U.S. Classification60/311, 55/DIG.30, 422/180, 55/523, 55/487
International ClassificationB01D46/24, F01N3/02, F01N3/022
Cooperative ClassificationY10S55/30, B01D46/2407, F01N3/0222, F01N2240/20, Y02T10/20, F01N2330/06
European ClassificationF01N3/022B, B01D46/24F2
Legal Events
DateCodeEventDescription
Jan 18, 2000FPExpired due to failure to pay maintenance fee
Effective date: 19991110
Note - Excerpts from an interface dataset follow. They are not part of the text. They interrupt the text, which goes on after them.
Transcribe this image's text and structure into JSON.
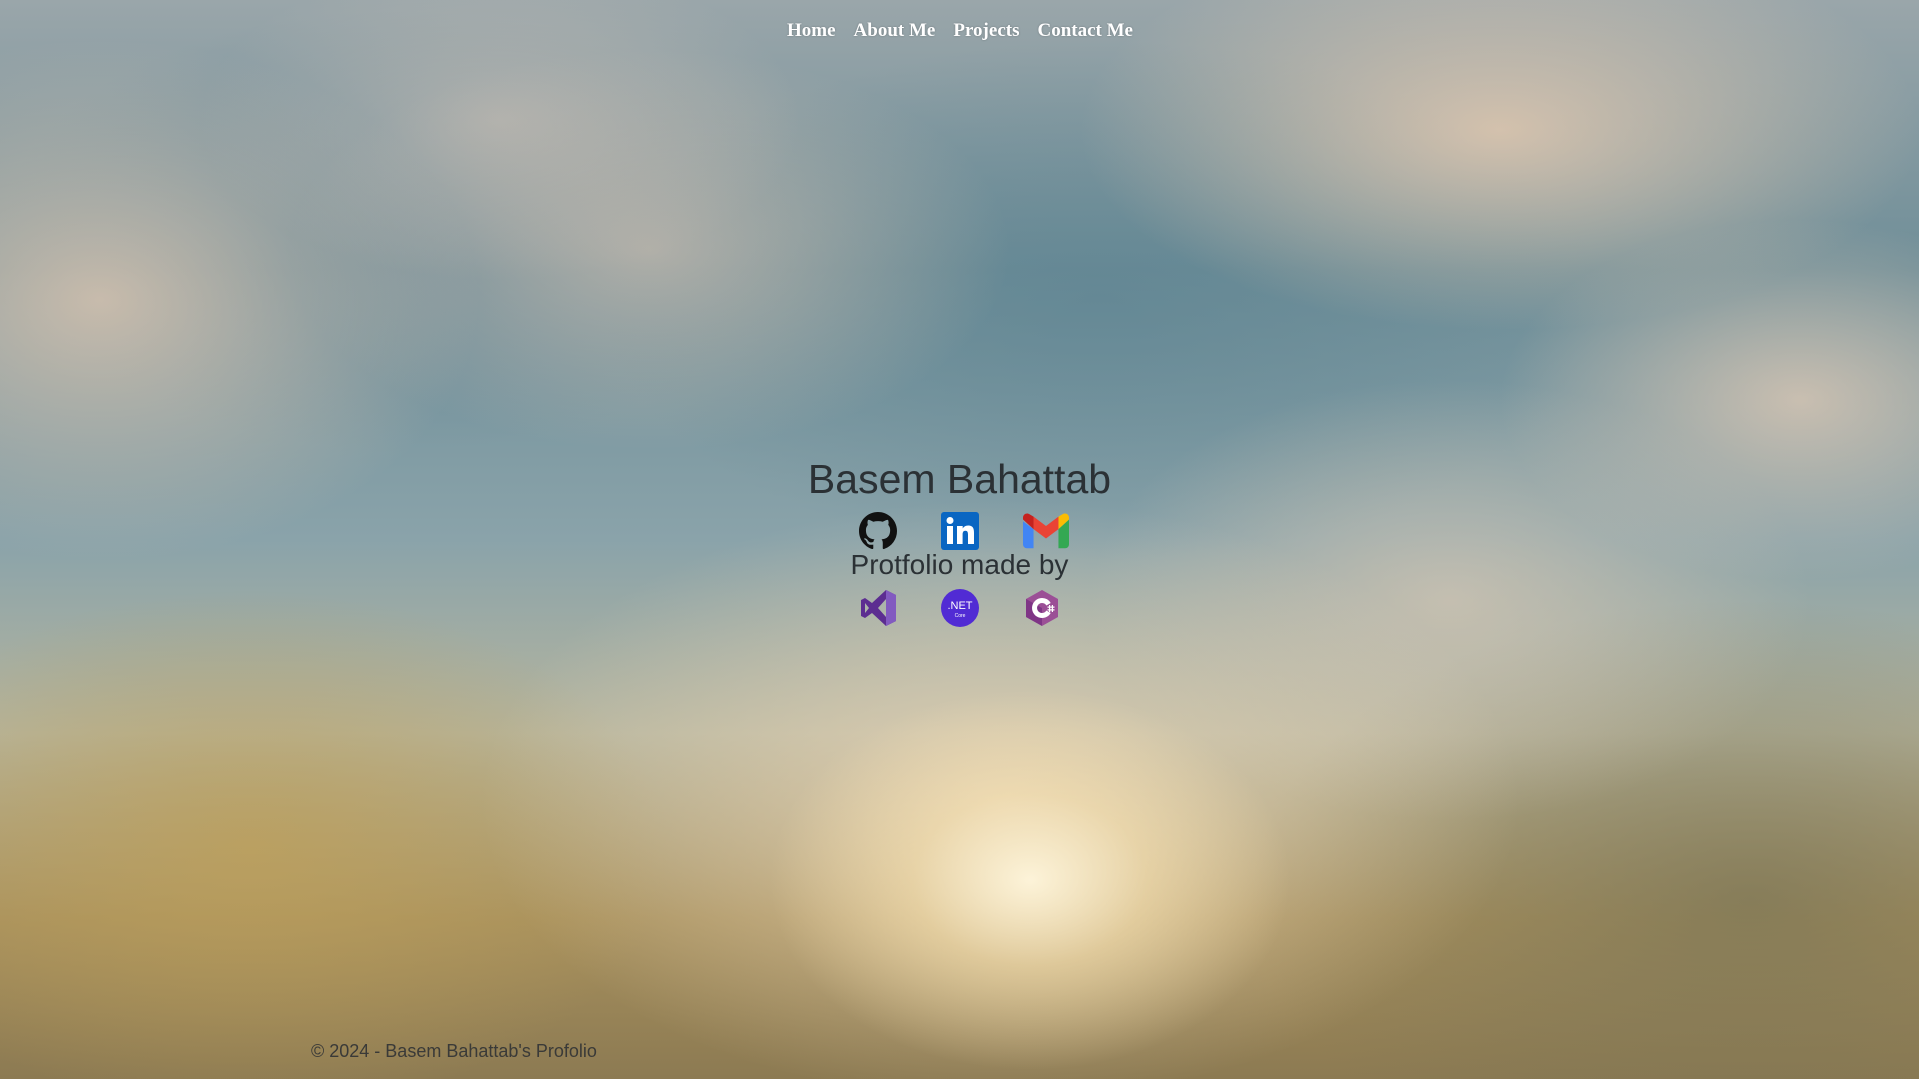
{
  "nav": {
    "items": [
      {
        "label": "Home"
      },
      {
        "label": "About Me"
      },
      {
        "label": "Projects"
      },
      {
        "label": "Contact Me"
      }
    ]
  },
  "hero": {
    "name": "Basem Bahattab",
    "made_by": "Protfolio made by",
    "social_icons": [
      "github-icon",
      "linkedin-icon",
      "gmail-icon"
    ],
    "tech_icons": [
      "visual-studio-icon",
      "dotnet-core-icon",
      "csharp-icon"
    ],
    "dotnet_icon_text": ".NET",
    "dotnet_icon_subtext": "Core",
    "text_color": "#2b3135"
  },
  "footer": {
    "text": "© 2024 - Basem Bahattab's Profolio"
  },
  "colors": {
    "nav_text": "#ffffff",
    "linkedin": "#0a66c2",
    "dotnet": "#512bd4",
    "csharp": "#68217a"
  }
}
Nov 7, 1999LAPSLapse for failure to pay maintenance fees
Jun 1, 1999REMIMaintenance fee reminder mailed
May 9, 1995FPAYFee payment
Year of fee payment: 8
May 8, 1991FPAYFee payment
Year of fee payment: 4
Dec 19, 1985ASAssignment
Owner name: AN DIE DAIMLER-BENZ AKTIENGESELLSCHAFT, D-7000 STU
Free format text: ASSIGNMENT OF ASSIGNORS INTEREST.;ASSIGNORS:ABTHOFF, JOERG;SCHUSTER, HANS-DIETER;LOOSE, GUNTER;AND OTHERS;REEL/FRAME:004506/0465
Effective date: 19851204